■ What this task involves ■
Every line of the listing below should be written out exactly, minus its pictures.

------------------------------------------------------------------------

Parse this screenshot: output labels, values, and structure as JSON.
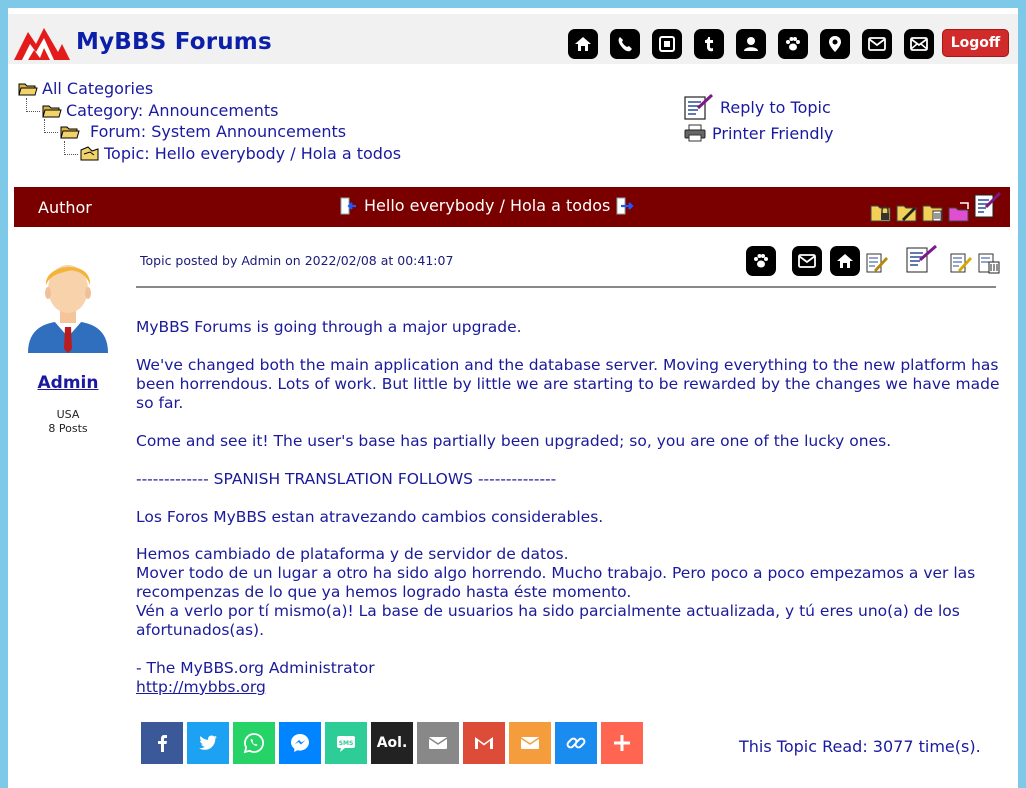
{
  "header": {
    "site_title": "MyBBS Forums",
    "logoff_label": "Logoff",
    "nav_icons": [
      "home-icon",
      "phone-icon",
      "stop-icon",
      "tumblr-icon",
      "user-icon",
      "paw-icon",
      "location-pin-icon",
      "envelope-icon",
      "envelope-icon"
    ]
  },
  "breadcrumb": {
    "all_categories": "All Categories",
    "category": "Category: Announcements",
    "forum": "Forum: System Announcements",
    "topic": "Topic: Hello everybody / Hola a todos"
  },
  "topic_actions": {
    "reply": "Reply to Topic",
    "printer": "Printer Friendly"
  },
  "topic_bar": {
    "author_label": "Author",
    "title": "Hello everybody / Hola a todos"
  },
  "author": {
    "name": "Admin",
    "country": "USA",
    "posts": "8 Posts"
  },
  "post": {
    "posted_prefix": "Topic posted by",
    "posted_user": "Admin",
    "posted_on": "on 2022/02/08 at 00:41:07",
    "paragraphs": [
      "MyBBS Forums is going through a major upgrade.",
      "We've changed both the main application and the database server. Moving everything to the new platform has been horrendous. Lots of work. But little by little we are starting to be rewarded by the changes we have made so far.",
      "Come and see it! The user's base has partially been upgraded; so, you are one of the lucky ones.",
      "------------- SPANISH TRANSLATION FOLLOWS --------------",
      "Los Foros MyBBS estan atravezando cambios considerables.",
      "Hemos cambiado de plataforma y de servidor de datos.\nMover todo de un lugar a otro ha sido algo horrendo. Mucho trabajo. Pero poco a poco empezamos a ver las recompenzas de lo que ya hemos logrado hasta éste momento.\nVén a verlo por tí mismo(a)! La base de usuarios ha sido parcialmente actualizada, y tú eres uno(a) de los afortunados(as).",
      "- The MyBBS.org Administrator"
    ],
    "link": "http://mybbs.org"
  },
  "share": {
    "aol_label": "Aol.",
    "buttons": [
      {
        "icon": "facebook-icon",
        "color": "#3b5998"
      },
      {
        "icon": "twitter-icon",
        "color": "#1da1f2"
      },
      {
        "icon": "whatsapp-icon",
        "color": "#25d366"
      },
      {
        "icon": "messenger-icon",
        "color": "#0084ff"
      },
      {
        "icon": "sms-icon",
        "color": "#2ecc97"
      },
      {
        "icon": "aol-icon",
        "color": "#222222"
      },
      {
        "icon": "email-icon",
        "color": "#888888"
      },
      {
        "icon": "gmail-icon",
        "color": "#dd4b39"
      },
      {
        "icon": "mail-icon",
        "color": "#f59d3d"
      },
      {
        "icon": "copy-link-icon",
        "color": "#1a8cf0"
      },
      {
        "icon": "more-icon",
        "color": "#ff6550"
      }
    ]
  },
  "footer": {
    "read_count": "This Topic Read: 3077 time(s)."
  },
  "colors": {
    "page_border": "#7ec8e8",
    "topic_bar": "#7a0000",
    "link": "#1a1aa0",
    "logoff": "#d02a2a"
  }
}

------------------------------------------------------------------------

■ Reply ■
Parse this screenshot: output labels, values, and structure as JSON.
{
  "header": {
    "site_title": "MyBBS Forums",
    "logoff_label": "Logoff",
    "nav_icons": [
      "home-icon",
      "phone-icon",
      "stop-icon",
      "tumblr-icon",
      "user-icon",
      "paw-icon",
      "location-pin-icon",
      "envelope-icon",
      "envelope-icon"
    ]
  },
  "breadcrumb": {
    "all_categories": "All Categories",
    "category": "Category: Announcements",
    "forum": "Forum: System Announcements",
    "topic": "Topic: Hello everybody / Hola a todos"
  },
  "topic_actions": {
    "reply": "Reply to Topic",
    "printer": "Printer Friendly"
  },
  "topic_bar": {
    "author_label": "Author",
    "title": "Hello everybody / Hola a todos"
  },
  "author": {
    "name": "Admin",
    "country": "USA",
    "posts": "8 Posts"
  },
  "post": {
    "posted_prefix": "Topic posted by",
    "posted_user": "Admin",
    "posted_on": "on 2022/02/08 at 00:41:07",
    "paragraphs": [
      "MyBBS Forums is going through a major upgrade.",
      "We've changed both the main application and the database server. Moving everything to the new platform has been horrendous. Lots of work. But little by little we are starting to be rewarded by the changes we have made so far.",
      "Come and see it! The user's base has partially been upgraded; so, you are one of the lucky ones.",
      "------------- SPANISH TRANSLATION FOLLOWS --------------",
      "Los Foros MyBBS estan atravezando cambios considerables.",
      "Hemos cambiado de plataforma y de servidor de datos.\nMover todo de un lugar a otro ha sido algo horrendo. Mucho trabajo. Pero poco a poco empezamos a ver las recompenzas de lo que ya hemos logrado hasta éste momento.\nVén a verlo por tí mismo(a)! La base de usuarios ha sido parcialmente actualizada, y tú eres uno(a) de los afortunados(as).",
      "- The MyBBS.org Administrator"
    ],
    "link": "http://mybbs.org"
  },
  "share": {
    "aol_label": "Aol.",
    "buttons": [
      {
        "icon": "facebook-icon",
        "color": "#3b5998"
      },
      {
        "icon": "twitter-icon",
        "color": "#1da1f2"
      },
      {
        "icon": "whatsapp-icon",
        "color": "#25d366"
      },
      {
        "icon": "messenger-icon",
        "color": "#0084ff"
      },
      {
        "icon": "sms-icon",
        "color": "#2ecc97"
      },
      {
        "icon": "aol-icon",
        "color": "#222222"
      },
      {
        "icon": "email-icon",
        "color": "#888888"
      },
      {
        "icon": "gmail-icon",
        "color": "#dd4b39"
      },
      {
        "icon": "mail-icon",
        "color": "#f59d3d"
      },
      {
        "icon": "copy-link-icon",
        "color": "#1a8cf0"
      },
      {
        "icon": "more-icon",
        "color": "#ff6550"
      }
    ]
  },
  "footer": {
    "read_count": "This Topic Read: 3077 time(s)."
  },
  "colors": {
    "page_border": "#7ec8e8",
    "topic_bar": "#7a0000",
    "link": "#1a1aa0",
    "logoff": "#d02a2a"
  }
}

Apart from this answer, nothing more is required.